“We only have an accredited diplomat to represent Israel at IRENA,” Emmanuel Nahshon, an Israeli Foreign Ministry spokesman, told Al Jazeera. “(The) representative will be a resident diplomat in Abu Dhabi with IRENA only.”

The UAE statements were just as cautionary and limiting as the Israeli ones. The UAE’s foreign ministry issued a cautionary press release clarifying that the new mission “does not signify a change in policy toward Israel.”  The spokesman added that the Israeli mission will “deal exclusively with matters relating to the (IRENA) and would not represent any change in the position of the UAE or its relations with Israel.”

Still, some movement is better than none. According to Reuters and others, Gold hailed the agreement, which would be the first such move with a member nation of the League of Arab States since the Israel-Jordan peace treaty of 1994.

“Israeli diplomacy must find different ways to advance Israeli dialogue in the region,” added Gold. “While this is an Israeli delegation to an international organization that sits in Abu Dhabi, we hope that this development will serve as a source of inspiration to others in the  Arab world.”  

Gold’s comments also referred to signs of a growing warming of relations between Israel and moderate Arab states as seen in articles in various Persian Gulf newsletters, including in Kuwait.

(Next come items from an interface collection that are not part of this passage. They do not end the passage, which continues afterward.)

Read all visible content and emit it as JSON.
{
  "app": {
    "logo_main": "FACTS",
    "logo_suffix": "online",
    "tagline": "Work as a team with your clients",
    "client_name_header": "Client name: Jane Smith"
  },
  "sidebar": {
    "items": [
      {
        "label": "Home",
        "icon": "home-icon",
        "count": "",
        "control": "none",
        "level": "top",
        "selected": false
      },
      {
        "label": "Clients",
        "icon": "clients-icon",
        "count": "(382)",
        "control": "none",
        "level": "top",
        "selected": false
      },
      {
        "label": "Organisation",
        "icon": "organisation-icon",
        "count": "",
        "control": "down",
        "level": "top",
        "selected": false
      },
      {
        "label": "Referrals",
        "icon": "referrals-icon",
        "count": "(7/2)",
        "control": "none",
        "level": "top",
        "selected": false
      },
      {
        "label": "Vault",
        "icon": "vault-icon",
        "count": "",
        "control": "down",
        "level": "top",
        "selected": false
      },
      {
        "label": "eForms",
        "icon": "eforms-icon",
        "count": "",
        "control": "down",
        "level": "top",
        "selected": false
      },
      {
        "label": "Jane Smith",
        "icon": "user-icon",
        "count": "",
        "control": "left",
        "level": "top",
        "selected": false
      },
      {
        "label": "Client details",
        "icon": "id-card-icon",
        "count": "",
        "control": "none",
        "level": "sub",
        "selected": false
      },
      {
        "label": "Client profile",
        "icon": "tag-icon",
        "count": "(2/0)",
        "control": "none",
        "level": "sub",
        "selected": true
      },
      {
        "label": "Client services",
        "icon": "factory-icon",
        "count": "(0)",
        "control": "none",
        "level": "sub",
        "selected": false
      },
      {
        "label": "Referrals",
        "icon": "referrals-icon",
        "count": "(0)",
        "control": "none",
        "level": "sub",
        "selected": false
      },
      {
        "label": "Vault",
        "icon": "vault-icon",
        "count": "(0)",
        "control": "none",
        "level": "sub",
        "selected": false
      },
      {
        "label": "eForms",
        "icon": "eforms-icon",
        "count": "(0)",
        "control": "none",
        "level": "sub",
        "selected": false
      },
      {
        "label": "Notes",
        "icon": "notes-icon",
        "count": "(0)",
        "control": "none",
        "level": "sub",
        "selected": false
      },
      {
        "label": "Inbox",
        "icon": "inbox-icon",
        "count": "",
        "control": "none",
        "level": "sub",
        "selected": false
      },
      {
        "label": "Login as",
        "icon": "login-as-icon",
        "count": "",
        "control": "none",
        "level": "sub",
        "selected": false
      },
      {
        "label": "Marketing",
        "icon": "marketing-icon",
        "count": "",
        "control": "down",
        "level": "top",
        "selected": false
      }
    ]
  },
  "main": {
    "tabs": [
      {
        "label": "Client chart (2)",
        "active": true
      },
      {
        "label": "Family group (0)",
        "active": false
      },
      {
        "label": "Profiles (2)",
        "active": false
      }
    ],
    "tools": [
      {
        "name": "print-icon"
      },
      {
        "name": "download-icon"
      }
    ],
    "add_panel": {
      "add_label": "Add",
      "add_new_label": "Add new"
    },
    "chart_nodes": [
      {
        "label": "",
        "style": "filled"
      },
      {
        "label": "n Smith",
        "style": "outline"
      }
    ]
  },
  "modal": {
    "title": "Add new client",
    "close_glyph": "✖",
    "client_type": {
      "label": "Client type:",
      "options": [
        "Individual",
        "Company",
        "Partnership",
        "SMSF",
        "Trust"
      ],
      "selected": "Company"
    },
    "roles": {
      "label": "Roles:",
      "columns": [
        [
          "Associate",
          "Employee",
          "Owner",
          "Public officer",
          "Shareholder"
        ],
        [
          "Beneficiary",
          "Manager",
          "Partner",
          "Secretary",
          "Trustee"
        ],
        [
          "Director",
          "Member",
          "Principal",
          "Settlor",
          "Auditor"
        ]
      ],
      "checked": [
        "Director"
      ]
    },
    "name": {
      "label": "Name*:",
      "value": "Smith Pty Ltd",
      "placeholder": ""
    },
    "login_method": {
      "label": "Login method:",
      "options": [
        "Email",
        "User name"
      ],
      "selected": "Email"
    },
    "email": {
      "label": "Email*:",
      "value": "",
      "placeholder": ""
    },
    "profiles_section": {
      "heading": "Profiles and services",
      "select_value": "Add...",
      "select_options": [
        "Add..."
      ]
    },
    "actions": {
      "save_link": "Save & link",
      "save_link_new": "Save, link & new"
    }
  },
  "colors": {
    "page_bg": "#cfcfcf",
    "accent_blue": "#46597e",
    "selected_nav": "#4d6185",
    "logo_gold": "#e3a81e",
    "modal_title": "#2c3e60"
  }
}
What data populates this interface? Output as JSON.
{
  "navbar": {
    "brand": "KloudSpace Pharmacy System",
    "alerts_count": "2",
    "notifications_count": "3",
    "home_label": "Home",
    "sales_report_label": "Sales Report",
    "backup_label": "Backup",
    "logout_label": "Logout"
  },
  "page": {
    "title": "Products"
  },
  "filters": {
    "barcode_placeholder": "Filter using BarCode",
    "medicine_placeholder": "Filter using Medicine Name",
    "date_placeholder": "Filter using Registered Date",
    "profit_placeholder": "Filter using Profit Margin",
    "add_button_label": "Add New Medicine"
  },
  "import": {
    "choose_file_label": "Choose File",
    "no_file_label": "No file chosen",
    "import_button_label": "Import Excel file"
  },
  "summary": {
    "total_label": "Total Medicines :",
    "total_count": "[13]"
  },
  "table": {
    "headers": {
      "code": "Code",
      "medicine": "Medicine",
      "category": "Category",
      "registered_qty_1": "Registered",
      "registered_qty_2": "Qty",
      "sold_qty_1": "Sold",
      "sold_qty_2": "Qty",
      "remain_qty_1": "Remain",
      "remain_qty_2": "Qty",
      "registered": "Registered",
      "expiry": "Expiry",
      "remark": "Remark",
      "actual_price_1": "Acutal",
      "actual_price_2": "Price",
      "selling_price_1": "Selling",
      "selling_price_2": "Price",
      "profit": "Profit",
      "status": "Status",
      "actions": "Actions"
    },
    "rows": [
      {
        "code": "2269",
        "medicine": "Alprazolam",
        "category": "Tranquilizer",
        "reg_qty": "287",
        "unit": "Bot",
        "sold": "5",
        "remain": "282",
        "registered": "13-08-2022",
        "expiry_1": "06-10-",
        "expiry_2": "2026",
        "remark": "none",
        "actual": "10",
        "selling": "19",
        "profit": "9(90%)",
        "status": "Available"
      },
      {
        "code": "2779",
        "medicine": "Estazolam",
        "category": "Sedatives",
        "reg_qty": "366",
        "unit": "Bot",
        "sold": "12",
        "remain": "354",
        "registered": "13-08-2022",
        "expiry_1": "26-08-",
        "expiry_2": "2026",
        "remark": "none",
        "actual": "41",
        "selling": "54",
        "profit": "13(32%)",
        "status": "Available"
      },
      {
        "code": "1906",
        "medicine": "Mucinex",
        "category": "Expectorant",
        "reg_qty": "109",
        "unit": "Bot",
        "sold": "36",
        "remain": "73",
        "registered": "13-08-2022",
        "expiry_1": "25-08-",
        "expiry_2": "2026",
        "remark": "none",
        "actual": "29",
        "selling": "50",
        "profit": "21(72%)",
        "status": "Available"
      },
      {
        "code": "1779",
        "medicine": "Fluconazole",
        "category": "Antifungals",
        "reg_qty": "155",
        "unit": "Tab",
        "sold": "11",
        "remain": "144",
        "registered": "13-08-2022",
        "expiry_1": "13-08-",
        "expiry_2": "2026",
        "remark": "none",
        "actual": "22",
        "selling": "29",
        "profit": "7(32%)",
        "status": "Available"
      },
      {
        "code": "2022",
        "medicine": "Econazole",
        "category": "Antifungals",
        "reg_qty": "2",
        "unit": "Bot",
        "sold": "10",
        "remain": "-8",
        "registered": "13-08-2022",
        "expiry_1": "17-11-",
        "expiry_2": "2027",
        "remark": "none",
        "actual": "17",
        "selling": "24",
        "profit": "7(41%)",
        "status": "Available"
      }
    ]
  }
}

Some of this may reflect the “enemy of my enemy” thinking that seems to be pervading at least some governments across the region. With the threat of ISIS looming, and the desire by Iran to flex its nuclear and terror-sponsor muscle, Israel may seem a less adversarial foe to the so-called moderate regimes than it has in years past.

For those skeptical of that view, keep in mind that despite that diplomatically worded disclaimer coming from the Abu Dhabi government, the agreement also stipulates that the UAE would not expel the Israeli representative from the nation in the event of conflict with Gaza, or similar incidents. That statement is at least a hint that the UAE (which has accepted the presence of Israeli athletes for international games in the past) may have moved towards a pragmatic stance toward the Jewish State. If so, this action may serve as a harbinger of moderate Arab states willing to act favorably toward Israel if to do so serves their own enlightened self-interest.

Amidst the dark clouds that hover above the entire Middle East and the ongoing violence by Palestinian terrorists in Jerusalem, it is reassuring when even a seemingly small Silver Lining appears in the grim Middle East diplomatic Playbook.